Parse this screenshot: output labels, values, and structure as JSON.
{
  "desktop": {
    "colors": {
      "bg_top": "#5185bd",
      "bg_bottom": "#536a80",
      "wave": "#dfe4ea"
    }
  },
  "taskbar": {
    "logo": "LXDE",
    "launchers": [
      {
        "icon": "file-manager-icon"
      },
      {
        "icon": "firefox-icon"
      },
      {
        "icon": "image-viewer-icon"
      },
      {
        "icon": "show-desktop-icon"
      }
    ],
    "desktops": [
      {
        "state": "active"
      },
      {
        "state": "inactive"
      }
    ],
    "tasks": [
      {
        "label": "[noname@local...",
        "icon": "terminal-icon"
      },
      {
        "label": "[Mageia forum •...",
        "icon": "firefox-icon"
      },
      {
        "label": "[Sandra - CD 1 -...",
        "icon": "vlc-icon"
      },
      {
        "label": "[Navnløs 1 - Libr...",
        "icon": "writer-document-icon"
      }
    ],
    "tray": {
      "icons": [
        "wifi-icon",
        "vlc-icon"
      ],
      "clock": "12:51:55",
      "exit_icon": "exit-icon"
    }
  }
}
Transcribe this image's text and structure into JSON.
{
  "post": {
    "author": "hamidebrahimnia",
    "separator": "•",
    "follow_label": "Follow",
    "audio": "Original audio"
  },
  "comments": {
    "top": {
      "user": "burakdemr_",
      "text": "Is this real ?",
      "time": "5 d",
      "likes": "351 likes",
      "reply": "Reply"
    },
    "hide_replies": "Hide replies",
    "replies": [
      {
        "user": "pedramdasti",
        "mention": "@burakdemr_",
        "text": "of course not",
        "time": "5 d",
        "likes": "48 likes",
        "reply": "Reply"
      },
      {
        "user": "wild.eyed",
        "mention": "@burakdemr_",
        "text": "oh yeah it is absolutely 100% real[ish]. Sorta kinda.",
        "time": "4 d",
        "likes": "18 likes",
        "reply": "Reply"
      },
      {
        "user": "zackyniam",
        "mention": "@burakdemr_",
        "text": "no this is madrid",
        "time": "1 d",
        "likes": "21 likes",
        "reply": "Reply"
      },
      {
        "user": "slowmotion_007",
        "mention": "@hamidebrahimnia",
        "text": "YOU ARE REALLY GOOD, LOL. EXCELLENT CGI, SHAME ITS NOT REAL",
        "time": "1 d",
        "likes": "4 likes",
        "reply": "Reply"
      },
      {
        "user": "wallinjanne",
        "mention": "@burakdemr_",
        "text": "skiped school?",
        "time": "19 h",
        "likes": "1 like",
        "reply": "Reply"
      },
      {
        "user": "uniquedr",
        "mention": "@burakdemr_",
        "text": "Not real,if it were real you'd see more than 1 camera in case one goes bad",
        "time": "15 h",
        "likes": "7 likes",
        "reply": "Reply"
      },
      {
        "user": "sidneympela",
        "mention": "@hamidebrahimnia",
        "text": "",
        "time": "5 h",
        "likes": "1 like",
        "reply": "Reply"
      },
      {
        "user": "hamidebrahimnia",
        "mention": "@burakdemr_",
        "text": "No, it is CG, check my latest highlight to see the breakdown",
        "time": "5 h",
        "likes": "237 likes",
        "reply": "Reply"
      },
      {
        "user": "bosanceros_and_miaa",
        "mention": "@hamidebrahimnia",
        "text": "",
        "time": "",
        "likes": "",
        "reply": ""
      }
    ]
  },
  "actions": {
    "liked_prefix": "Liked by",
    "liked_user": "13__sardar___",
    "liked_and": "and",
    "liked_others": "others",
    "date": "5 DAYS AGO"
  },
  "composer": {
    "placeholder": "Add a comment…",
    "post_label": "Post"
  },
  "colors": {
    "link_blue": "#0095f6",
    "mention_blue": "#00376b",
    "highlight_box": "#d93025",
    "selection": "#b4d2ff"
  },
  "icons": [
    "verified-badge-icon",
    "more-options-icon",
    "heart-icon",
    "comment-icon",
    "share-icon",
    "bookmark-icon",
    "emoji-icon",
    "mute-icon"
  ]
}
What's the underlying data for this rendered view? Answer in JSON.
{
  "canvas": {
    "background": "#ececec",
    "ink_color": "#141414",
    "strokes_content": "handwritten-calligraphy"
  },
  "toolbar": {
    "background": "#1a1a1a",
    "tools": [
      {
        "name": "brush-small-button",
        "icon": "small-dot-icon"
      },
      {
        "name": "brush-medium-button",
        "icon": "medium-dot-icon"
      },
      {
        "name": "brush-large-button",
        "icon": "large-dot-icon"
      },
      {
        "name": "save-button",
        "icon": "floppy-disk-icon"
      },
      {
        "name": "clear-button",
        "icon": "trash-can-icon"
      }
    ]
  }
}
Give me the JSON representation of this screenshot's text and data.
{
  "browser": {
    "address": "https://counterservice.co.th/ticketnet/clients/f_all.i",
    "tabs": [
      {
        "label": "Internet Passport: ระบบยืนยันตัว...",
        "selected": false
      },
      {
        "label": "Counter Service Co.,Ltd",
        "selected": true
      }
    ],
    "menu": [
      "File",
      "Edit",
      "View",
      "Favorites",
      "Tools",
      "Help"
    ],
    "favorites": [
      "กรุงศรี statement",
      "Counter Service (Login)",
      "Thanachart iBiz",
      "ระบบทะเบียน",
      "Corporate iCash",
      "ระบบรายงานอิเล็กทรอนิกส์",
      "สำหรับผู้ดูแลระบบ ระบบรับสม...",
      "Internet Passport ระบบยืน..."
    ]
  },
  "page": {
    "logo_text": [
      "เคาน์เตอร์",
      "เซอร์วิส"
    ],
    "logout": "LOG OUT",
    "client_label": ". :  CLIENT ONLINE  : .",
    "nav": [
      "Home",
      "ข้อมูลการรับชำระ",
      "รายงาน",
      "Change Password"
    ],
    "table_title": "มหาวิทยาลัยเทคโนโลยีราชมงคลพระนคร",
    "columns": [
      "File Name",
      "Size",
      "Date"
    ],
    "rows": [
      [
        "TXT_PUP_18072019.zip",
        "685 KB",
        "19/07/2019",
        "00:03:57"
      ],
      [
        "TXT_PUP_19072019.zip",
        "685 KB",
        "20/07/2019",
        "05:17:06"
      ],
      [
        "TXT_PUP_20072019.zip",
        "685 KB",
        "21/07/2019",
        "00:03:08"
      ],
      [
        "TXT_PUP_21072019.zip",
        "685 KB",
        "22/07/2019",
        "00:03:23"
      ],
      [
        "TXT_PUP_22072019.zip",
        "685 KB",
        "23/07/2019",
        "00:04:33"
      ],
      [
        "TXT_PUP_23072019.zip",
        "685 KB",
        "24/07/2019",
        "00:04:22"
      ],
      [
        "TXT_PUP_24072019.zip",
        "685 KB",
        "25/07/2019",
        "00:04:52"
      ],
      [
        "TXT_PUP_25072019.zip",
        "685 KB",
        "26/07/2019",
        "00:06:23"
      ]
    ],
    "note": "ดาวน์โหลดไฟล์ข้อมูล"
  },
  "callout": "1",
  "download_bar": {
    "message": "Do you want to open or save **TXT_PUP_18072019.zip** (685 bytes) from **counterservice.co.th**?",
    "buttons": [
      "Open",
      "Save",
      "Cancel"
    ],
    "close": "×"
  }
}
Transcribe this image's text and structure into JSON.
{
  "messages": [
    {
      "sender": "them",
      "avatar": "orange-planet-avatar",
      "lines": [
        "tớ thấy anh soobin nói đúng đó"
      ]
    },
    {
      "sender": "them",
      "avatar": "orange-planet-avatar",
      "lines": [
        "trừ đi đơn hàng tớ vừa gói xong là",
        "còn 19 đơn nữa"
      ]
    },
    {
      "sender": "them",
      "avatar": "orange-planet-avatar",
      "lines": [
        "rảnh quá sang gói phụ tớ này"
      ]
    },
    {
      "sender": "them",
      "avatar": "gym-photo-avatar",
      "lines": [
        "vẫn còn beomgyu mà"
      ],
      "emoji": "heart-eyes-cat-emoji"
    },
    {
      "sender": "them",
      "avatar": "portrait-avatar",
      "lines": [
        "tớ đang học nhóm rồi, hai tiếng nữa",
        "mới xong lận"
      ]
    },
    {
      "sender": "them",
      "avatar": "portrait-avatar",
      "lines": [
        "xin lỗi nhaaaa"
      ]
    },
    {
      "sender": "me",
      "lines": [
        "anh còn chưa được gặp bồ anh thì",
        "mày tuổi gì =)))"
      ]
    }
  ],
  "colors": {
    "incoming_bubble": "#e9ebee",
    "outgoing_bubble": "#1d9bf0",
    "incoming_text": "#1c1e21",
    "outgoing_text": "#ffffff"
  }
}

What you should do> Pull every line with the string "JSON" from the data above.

Solved exercise>
Parse this screenshot: output labels, values, and structure as JSON.
Transcribe this image's text and structure into JSON.
What's the underlying data for this rendered view? Answer in JSON.
Give me the JSON representation of this screenshot's text and data.
Transcribe this image's text and structure into JSON.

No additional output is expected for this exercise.